--- DIRECTIONS ---
Your answer should consist of the lines in the data below that contain "StudentManager".

--- EXTRACTED MATERIAL ---
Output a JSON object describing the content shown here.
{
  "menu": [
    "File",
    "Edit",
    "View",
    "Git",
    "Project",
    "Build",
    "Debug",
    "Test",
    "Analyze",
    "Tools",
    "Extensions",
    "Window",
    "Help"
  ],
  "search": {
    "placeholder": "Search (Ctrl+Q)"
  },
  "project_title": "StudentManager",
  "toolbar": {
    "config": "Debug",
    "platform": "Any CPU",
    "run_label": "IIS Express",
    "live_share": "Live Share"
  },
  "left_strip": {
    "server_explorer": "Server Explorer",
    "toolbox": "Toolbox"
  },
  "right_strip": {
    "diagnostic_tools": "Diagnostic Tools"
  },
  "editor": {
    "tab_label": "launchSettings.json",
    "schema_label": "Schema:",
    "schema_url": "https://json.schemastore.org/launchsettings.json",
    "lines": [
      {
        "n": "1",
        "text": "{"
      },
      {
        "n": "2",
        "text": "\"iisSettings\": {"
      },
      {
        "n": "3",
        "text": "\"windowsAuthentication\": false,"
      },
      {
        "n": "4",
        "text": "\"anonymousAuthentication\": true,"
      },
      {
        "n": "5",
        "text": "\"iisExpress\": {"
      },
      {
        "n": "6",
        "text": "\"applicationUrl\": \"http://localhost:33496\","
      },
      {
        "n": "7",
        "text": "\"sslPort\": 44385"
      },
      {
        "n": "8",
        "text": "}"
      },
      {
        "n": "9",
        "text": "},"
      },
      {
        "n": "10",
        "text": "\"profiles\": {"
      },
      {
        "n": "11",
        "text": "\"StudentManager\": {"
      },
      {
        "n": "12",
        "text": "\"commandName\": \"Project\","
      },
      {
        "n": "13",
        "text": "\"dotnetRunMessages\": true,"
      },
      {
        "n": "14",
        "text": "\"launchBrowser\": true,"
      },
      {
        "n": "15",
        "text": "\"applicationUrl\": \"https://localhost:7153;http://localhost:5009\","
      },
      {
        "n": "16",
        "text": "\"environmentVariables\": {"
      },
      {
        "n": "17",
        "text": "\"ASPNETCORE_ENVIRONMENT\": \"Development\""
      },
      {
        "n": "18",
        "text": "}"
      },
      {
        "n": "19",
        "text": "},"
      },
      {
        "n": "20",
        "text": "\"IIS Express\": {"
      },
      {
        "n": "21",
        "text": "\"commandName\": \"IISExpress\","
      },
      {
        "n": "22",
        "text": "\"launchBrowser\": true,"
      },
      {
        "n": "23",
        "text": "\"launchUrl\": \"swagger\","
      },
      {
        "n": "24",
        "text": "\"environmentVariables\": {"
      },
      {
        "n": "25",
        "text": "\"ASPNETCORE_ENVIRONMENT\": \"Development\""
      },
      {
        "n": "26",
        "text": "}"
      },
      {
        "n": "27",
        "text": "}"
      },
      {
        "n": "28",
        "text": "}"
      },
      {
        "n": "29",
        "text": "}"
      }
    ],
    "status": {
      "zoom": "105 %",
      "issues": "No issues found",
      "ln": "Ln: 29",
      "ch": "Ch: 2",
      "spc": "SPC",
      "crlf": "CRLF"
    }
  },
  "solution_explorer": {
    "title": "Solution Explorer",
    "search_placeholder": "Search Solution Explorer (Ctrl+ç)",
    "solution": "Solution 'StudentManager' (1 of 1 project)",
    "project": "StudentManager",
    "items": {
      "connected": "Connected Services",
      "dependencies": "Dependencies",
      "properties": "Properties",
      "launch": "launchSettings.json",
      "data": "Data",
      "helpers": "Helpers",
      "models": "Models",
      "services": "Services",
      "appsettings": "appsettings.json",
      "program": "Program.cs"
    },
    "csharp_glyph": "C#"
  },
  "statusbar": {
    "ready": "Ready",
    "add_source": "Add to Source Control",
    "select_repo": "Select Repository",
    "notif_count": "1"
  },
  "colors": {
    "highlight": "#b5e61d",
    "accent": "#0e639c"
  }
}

--- REPLY ---
  "project_title": "StudentManager",
        "text": "\"StudentManager\": {"
    "solution": "Solution 'StudentManager' (1 of 1 project)",
    "project": "StudentManager",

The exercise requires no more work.